After all, the question is who are you? Not what. And as the annoying adage goes, choosing not to define something is, in and of itself, a definition.

I recently posed the question of branding on my Facebook page. Here are some of the replies: 

From a reader: Well they would probably tell you in journalism school (I did a year, and they did) that you have to be removed from the work and show a balanced account of things. But this is BS. No journalist does that. Plus, we can't remove ourselves from situations... this is one of the powerful insights of the Post Modern paradigm.

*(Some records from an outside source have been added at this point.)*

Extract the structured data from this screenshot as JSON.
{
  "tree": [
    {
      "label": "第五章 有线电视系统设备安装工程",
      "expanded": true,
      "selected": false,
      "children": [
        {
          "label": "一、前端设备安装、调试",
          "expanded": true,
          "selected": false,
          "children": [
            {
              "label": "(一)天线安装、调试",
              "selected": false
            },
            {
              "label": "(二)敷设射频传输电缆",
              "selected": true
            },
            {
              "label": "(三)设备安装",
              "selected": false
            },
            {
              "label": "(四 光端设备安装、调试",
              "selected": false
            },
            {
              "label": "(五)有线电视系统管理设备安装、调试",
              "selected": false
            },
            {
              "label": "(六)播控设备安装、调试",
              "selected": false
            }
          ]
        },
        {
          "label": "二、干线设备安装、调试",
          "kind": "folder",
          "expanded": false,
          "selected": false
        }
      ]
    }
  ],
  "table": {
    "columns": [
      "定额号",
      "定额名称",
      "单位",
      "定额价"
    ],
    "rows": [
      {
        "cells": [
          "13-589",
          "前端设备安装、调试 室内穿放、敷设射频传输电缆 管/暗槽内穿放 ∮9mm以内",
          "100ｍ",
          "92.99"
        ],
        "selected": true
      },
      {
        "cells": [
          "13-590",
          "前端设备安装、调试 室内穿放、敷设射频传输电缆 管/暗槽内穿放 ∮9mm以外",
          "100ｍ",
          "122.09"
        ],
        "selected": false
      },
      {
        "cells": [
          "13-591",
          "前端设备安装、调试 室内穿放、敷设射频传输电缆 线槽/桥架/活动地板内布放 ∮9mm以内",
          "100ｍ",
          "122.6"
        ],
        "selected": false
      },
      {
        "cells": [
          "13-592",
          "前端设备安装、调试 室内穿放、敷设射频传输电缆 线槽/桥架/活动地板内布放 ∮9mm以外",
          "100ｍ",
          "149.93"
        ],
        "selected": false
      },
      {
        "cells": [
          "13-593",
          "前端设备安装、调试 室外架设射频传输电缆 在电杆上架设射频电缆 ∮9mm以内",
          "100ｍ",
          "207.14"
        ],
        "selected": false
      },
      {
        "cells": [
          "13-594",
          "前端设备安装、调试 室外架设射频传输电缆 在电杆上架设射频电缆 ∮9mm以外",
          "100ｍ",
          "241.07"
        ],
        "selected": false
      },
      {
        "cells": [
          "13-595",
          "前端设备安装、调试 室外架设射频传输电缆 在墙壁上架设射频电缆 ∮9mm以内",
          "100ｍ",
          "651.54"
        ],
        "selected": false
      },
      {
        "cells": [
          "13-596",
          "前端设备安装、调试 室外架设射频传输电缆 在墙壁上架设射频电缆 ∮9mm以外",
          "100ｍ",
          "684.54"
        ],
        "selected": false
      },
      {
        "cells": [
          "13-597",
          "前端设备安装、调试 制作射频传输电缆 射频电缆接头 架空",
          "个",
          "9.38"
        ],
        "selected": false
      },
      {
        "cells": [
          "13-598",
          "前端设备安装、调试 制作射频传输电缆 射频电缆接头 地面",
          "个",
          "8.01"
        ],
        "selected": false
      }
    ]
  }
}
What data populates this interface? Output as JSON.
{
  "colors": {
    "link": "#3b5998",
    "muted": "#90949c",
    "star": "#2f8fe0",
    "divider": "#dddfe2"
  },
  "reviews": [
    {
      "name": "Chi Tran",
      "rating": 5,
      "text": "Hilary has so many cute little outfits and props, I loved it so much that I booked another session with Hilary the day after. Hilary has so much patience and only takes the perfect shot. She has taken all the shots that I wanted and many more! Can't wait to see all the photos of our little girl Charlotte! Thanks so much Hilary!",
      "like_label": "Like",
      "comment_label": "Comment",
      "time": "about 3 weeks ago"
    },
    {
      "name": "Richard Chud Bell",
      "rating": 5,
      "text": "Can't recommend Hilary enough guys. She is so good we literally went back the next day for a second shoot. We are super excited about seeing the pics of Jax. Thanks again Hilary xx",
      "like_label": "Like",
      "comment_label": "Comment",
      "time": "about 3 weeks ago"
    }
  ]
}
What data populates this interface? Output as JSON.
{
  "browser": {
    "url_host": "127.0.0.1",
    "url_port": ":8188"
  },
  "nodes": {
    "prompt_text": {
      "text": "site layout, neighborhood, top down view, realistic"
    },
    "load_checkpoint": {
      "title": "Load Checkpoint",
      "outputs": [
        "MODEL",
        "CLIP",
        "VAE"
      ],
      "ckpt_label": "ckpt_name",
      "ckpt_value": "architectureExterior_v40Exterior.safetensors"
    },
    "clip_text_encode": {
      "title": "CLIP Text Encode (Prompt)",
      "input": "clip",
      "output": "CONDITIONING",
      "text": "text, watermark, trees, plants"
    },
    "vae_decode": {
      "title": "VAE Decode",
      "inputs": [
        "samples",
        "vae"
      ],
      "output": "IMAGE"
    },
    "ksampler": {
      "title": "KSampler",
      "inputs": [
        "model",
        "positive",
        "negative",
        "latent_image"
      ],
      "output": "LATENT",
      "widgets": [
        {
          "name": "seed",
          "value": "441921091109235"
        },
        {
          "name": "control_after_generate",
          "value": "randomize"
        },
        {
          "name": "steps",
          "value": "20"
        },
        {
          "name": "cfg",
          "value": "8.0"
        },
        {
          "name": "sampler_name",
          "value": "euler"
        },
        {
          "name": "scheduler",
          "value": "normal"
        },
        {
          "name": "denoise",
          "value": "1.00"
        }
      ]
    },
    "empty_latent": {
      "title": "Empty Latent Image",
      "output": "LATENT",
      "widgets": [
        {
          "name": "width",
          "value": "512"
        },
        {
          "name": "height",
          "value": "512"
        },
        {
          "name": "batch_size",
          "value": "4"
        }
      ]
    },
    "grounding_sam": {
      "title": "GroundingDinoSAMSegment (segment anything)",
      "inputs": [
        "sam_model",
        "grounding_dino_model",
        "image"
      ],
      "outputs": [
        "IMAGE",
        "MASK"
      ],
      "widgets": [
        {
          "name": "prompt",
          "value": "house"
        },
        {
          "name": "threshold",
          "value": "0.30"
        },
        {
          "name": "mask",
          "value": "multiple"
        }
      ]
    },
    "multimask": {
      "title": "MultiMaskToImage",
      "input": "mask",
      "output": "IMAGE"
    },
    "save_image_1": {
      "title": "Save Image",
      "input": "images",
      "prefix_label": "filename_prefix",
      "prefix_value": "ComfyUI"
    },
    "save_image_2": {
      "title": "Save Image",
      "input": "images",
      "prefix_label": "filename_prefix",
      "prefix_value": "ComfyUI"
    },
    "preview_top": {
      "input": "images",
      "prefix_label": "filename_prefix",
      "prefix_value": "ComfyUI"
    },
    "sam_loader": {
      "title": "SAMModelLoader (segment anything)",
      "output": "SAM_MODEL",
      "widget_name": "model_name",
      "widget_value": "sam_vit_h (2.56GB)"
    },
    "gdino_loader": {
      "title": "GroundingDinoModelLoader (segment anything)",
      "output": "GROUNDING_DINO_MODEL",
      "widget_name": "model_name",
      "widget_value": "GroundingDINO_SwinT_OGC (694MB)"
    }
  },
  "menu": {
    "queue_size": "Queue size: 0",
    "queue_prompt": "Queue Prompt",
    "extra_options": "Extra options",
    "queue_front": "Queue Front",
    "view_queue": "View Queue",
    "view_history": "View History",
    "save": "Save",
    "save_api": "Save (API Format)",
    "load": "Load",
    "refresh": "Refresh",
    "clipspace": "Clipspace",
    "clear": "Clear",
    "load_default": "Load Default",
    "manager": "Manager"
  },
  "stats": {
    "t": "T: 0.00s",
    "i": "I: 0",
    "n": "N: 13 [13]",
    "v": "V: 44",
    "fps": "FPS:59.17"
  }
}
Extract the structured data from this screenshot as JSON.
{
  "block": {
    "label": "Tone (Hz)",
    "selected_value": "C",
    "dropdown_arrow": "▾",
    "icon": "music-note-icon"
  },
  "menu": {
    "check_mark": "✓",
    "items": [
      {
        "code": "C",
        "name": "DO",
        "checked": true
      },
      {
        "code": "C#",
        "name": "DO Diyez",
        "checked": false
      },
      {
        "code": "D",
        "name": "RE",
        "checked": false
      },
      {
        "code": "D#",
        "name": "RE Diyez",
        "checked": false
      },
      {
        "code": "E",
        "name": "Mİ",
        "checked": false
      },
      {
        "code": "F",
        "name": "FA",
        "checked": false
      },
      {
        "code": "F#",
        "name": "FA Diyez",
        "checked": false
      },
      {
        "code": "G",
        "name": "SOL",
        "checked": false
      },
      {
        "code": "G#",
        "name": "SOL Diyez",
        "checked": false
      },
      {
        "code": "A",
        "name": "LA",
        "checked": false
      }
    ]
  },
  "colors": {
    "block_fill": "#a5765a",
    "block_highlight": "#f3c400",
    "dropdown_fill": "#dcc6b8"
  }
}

It acknowledges that if you read a text, and I read the same text, we are going to walk away with two different impressions/readings because we bring all our life experiences into our interaction with a text. 
Thus: I think it is more honest to acknowledge one's bias .... which is happening more these days... 'in the interest of full disclosure...' and I really respect that. It is refreshing and needs to happen more. Journalists need to ditch the lie of objectivity and begin to acknowledge how their life informs their work.

From a former reporter:
I think your image comes from how you treat and interact with people as well as the clarity, accuracy and creativity - hopefully tasteful - in your reporting. Beyond that, reporting becomes editorializing and may as well be a column or blog. Readers expect only the facts in articles and opinions and personality in columns and blogs; if reporters are continually crossing that line, then their opinion comes across as fact to unsuspecting readers, and it's no longer objective and fair reporting.

From a reporter: 
I now refer to myself as "DJ Boom!" and have a logo associated with my brand. DJ Boom! is kinda' Boulder yogi, kinda' microbeer-swilling twit (but a pleasing and ironic "nerd" twit), kinda' faux-surfer, kinda' veganish twit (see above), kinda' good ol' dad, kinda' doting husband. The DJ Boom! brand is going to take me places!

What do you think?


  1. I think with ANY career these days, branding and marketing are necessities. You'll get lost in the noise if you don't have an overall image that grabs attention. The old adage about judging book covers is TRUE. We shouldn't, but our inclination is to make a snap judgment based on something visual.

  2. I'd say all the great journalists out there have branded themselves. If you think of which journalists ARE well-known or well-respected, it's usually due to a distinctive voice or a reporting style that is incredibly strong and unique. And you, my dear, have a very distinctive and wonderful writing voice. You are branded just by being you - and having the type of voice you have. And if you get to wear those awesome shoes by branding, then I think I somehow need to brand MYSELF. :-)